If you’re in your slingshot year or about to embark on one, keep your chin up and keep building that framework. I promise it gets better. If you’re currently looking, I also shamelessly suggest you look into a job at Leggett & Platt. Honestly, I probably wouldn’t have survived this year without the people here.

5 Tips to combat cognitive load

1. Ask questions ‘til it clicks. Even if the question seems so obvious to everybody else. Don’t worry about looking dumb in front of your boss. The CEO puts his pants on the same way you do. Plus, your questions will let your boss know you want to learn and are engaged in your conversations.

2. Eavesdrop. Ok, don’t actually eavesdrop on private conversations, but do listen in on the work conversations going on around you. Think of your open office plan or your cubicle as an opportunity for constant, one-room-schoolhouse learning.
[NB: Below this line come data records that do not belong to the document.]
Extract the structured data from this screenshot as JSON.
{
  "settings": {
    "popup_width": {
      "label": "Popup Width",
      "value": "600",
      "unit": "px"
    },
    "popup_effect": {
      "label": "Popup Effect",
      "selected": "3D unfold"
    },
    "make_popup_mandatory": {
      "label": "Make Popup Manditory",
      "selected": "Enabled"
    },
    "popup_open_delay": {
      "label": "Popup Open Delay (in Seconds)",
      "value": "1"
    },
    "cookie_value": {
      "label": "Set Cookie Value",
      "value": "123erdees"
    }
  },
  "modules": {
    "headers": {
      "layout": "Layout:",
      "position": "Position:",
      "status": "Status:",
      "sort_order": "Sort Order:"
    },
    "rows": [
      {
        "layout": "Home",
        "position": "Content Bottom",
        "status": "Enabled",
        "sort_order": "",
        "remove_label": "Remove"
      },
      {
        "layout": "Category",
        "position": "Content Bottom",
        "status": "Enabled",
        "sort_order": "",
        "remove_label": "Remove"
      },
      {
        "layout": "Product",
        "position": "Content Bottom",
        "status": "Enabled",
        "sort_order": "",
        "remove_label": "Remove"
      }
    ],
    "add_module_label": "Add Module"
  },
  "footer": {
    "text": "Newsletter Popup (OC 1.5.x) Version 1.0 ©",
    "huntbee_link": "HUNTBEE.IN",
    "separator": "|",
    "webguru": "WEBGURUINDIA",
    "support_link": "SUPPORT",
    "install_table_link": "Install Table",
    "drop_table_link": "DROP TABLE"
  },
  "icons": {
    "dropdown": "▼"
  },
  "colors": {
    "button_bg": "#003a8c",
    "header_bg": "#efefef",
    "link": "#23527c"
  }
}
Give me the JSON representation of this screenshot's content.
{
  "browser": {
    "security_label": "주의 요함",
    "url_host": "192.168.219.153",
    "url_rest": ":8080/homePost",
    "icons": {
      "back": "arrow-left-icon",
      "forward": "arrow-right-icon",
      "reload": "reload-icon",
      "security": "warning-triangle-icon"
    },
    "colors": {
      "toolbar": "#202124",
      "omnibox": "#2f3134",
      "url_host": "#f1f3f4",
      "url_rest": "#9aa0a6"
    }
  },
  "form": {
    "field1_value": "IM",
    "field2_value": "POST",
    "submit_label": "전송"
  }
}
3. Take a notepad with you everywhere. Don’t let your lack of schema overwhelm you and cause you to lose focus in meetings. Jot as much as you can down in your notebook so you can remember to look up business terms, acronyms, and concepts later. Make sure to research the industry and your company as well. These things will help you build that schema.

4. Make friends at work. Friends are more willing to help or mentor you. Duh.

5. Relax. Take up yoga or join a roller derby team. Make time for social activities, volunteering, or people-watching at the laundry mat. Just do anything you enjoy. This will balance the craziness that is the slingshot year and keep you stress-free.


About the Author

I’m a kinesthetic creative. This of course is just my fancy way of saying I get my brightest ideas while moving, like when I’m hiking on trails or pacing my office. It’s probably why I prefer a pen or marker to the keyboard when I begin sketching out technical concepts for end-users at work. As a Systems Analyst/Technical Writer for Leggett & Platt’s IT department, my ability to re-draw (or write) an idea from a different perspective allows me to get inside the technical mind and successfully translate a message for the masses. It takes a type of creativity that people don’t get to experience every day. The projects I’m involved in are always changing and that’s what keeps me engaged.